Segment Start: EXERCISE DATA

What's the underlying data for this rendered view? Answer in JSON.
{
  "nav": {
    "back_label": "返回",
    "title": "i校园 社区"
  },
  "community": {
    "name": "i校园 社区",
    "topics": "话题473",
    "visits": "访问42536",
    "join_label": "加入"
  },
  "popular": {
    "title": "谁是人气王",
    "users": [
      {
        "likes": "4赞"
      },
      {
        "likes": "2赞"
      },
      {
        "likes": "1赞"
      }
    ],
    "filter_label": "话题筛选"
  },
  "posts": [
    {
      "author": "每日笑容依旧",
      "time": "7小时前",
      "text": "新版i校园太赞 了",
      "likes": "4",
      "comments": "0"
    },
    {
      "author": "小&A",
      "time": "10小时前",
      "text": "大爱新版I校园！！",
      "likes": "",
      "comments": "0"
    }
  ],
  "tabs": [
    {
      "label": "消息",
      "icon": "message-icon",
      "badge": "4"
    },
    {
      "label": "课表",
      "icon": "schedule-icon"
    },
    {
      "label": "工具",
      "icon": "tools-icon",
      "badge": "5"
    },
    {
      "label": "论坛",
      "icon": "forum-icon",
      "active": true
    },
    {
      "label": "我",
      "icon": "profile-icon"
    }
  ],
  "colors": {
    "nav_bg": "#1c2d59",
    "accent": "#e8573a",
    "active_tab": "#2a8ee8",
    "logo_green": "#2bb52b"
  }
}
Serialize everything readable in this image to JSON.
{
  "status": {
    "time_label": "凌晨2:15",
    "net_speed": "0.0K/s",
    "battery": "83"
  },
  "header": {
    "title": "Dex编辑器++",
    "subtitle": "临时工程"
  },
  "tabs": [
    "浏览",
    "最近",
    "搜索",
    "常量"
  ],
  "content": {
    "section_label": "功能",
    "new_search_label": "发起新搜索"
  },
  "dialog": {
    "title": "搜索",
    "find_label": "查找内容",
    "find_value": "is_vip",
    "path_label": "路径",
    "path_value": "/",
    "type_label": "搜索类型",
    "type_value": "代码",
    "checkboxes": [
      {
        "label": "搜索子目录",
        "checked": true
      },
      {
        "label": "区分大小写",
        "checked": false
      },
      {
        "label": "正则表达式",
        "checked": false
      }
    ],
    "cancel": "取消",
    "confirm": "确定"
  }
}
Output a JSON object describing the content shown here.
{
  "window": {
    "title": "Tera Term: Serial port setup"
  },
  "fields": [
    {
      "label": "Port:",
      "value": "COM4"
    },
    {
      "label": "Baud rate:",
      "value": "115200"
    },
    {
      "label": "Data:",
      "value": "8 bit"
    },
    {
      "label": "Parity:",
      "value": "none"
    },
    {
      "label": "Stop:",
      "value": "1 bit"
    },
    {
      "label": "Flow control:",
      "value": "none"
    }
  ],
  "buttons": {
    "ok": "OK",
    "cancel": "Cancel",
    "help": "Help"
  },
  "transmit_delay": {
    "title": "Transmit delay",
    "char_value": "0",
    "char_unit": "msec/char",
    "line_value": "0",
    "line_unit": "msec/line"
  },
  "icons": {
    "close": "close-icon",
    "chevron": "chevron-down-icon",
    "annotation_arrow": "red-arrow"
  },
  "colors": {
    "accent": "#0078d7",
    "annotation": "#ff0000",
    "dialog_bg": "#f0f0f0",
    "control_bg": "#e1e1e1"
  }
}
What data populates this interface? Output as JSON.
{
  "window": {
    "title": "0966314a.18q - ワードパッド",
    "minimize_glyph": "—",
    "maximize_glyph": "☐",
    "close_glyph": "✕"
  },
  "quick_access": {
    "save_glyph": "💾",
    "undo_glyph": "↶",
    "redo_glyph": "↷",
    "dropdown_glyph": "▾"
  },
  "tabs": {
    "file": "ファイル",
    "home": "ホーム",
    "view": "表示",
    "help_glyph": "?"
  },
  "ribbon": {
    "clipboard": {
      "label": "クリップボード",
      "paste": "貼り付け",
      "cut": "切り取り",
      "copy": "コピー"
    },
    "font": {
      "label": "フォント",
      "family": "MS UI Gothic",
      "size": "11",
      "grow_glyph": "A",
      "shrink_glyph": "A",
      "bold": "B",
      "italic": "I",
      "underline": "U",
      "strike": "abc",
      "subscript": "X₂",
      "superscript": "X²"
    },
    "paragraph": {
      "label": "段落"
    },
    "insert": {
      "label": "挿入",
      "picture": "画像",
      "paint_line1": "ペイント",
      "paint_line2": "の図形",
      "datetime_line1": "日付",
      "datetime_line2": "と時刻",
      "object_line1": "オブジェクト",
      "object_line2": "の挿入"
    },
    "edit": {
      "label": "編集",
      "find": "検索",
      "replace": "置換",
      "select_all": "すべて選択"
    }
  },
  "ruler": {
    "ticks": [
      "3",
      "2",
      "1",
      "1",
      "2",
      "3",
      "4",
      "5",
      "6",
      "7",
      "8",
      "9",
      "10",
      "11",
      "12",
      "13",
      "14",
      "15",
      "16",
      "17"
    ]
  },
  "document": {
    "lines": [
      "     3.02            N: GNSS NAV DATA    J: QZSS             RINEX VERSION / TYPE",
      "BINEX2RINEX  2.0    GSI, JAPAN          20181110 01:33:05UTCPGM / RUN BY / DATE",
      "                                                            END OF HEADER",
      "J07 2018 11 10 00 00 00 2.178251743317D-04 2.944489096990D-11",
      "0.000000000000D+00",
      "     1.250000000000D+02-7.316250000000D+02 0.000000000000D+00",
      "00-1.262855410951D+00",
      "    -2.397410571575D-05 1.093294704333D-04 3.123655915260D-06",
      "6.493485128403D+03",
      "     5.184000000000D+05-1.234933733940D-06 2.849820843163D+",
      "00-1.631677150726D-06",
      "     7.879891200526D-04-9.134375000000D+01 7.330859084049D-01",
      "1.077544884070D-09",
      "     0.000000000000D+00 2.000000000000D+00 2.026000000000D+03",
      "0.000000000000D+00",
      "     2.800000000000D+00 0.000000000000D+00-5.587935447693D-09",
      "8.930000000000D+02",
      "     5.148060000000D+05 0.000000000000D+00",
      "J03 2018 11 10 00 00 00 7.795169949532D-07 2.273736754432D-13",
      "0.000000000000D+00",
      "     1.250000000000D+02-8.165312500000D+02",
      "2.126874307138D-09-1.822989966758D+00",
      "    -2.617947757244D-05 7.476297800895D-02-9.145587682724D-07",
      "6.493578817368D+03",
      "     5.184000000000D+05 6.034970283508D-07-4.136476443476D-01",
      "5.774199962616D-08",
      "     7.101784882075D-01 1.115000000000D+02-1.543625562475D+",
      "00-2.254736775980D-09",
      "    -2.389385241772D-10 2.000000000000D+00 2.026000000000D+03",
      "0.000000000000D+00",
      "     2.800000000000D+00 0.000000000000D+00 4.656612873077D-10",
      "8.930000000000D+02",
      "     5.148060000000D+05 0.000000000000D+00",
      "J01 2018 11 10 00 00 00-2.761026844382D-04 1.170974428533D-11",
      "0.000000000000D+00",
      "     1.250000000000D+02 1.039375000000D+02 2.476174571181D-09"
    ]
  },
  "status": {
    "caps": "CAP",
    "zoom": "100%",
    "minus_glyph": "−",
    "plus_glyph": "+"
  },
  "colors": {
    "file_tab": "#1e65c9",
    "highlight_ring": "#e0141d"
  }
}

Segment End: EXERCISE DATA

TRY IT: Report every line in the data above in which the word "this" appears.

TASK SOLUTION:
What's the underlying data for this rendered view? Answer in JSON.
Serialize everything readable in this image to JSON.
What data populates this interface? Output as JSON.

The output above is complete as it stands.